The New York Times proved the stalking potential of AirTags in an experiment in which a reporter followed the movements of her husband for a month using the technology. In addition, there have been reports of AirTags being surreptitiously attached to luxury cars to track them back to their owner’s home.
Once the vehicle has returned home, the thieves break into the car, defeat its security systems, and drive away. This sort of thing was already an issue before AirTags existed, but the same features that make the devices so appealing to law-abiding citizens also make them highly appealing to criminals.
By making this kind of tracking much cheaper, easier and more accurate, Apple has created a sort of dual-use technology that can be used for positive or malicious purposes, depending on the user’s intent.
In fact, AirTags are so incredibly effective that German technology researcher-cum-activist Lilith Wittman was able to utilize the device to uncover the existence of a secret government agency known as the Federal Telecommunications Service (BST) and establish it as a front organization for German intelligence.
She did so by mailing an AirTag to the supposedly nonexistent agency and tracking it back to the offices of the Federal Office for the Protection of the Constitution (BfV). Wittman’s success in revealing the secret agency is impressive and demonstrates a major operational security failure on BfV’s part.
Whether you think that publicly outing a secret government agency is an ethical use of AirTags or not, it clearly demonstrates AirTags’ potential power for both benevolent and malevolent uses.
Despite having just talked about the downsides of AirTags, nothing I have said should dissuade you from purchasing one for legitimate purposes. Any technology can be misused or abused in the hands of an ill-intentioned individual, after all, and this one gives you a fighting chance at recovering your items if they are ever lost or stolen.
Many of the same rules for tracking a lost iPhone apply to tracking lost belongings with an AirTag. If I’d had one in my bag when it was stolen in Kigali, it may have let me, and the authorities, track the thief long enough to recover my valuables.
Whether you want to ensure your bags remain safely in a hostel’s locker or hotel room while you’re out exploring a new city, or you want to be sure that your luggage has in fact landed with you, an AirTag is the absolute best way to do so.
If you’re planning to keep track of keys or other small valuables with your Airtag, I’d recommend a keychain of some sort as well. While you can pay anything from a few tens of dollars to a few hundred for these, there’s no particular need to: I use and recommend an ESR version that cost me under ten bucks for two.

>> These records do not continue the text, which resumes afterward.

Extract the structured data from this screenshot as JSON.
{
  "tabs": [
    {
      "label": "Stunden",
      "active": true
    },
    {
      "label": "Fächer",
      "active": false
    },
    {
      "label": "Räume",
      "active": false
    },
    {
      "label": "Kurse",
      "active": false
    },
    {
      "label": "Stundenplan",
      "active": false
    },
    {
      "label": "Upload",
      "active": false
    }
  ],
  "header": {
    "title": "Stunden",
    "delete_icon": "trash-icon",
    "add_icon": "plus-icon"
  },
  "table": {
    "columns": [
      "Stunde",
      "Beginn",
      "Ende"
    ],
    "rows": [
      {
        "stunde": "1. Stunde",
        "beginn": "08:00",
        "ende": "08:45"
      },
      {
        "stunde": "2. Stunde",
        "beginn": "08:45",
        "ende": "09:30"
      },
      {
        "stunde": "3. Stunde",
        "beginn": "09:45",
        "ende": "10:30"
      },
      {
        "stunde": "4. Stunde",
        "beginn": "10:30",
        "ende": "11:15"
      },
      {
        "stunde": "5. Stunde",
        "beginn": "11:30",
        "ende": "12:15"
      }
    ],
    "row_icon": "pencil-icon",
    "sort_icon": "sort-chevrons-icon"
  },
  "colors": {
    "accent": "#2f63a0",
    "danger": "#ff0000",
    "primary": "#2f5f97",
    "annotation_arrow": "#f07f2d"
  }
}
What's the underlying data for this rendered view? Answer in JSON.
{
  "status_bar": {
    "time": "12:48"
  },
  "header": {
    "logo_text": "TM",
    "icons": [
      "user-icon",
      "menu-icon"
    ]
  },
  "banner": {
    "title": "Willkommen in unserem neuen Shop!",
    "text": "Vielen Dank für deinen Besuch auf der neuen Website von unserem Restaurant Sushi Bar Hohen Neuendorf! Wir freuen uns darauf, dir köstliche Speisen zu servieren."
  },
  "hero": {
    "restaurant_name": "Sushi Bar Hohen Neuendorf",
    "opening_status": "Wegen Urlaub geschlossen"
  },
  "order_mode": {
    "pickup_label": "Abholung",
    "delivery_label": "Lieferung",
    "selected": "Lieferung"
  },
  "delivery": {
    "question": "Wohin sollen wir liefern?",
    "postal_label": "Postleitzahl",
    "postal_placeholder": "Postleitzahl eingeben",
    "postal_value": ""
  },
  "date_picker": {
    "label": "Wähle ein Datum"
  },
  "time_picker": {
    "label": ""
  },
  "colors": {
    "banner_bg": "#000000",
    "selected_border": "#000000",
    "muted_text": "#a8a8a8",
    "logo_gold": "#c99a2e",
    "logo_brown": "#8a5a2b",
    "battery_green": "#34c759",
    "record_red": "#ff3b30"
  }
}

It’s also worth noting that if you order your AirTag directly from Apple, you can add a personalized engraving free of charge, albeit with some limitations. I picked a dragon emoji for mine.
So what about Android owners, I hear you ask? Given the limitations of AirTags on Android, I can’t recommend buying one if you don’t have an iPhone or iPad. For you, Tile products are the best option, but while they’re certainly better than nothing, they lack the ubiquity that makes the Apple version so appealing.
The massive size and truly global reach of the Find My network utterly dwarfs Tile. Its integration with Amazon Sidewalk has improved its utility, but there’s still simply no comparison between the two. Furthermore, at the time of this writing, Amazon Sidewalk is only available in the United States.
With no public plans for international expansion, you’d better hope you don’t lose your stuff while abroad, or you’re likely out of luck with Tile.
Put simply, given their low cost and high degree of usefulness, AirTags are an absolute bargain for the peace of mind that comes with knowing where your belongings are at all times as you traverse the globe. Even, perhaps, on a pleasant evening in Kigali.
Main image via Jack Skeens/Shutterstock.com, product image via Amazon, other images via author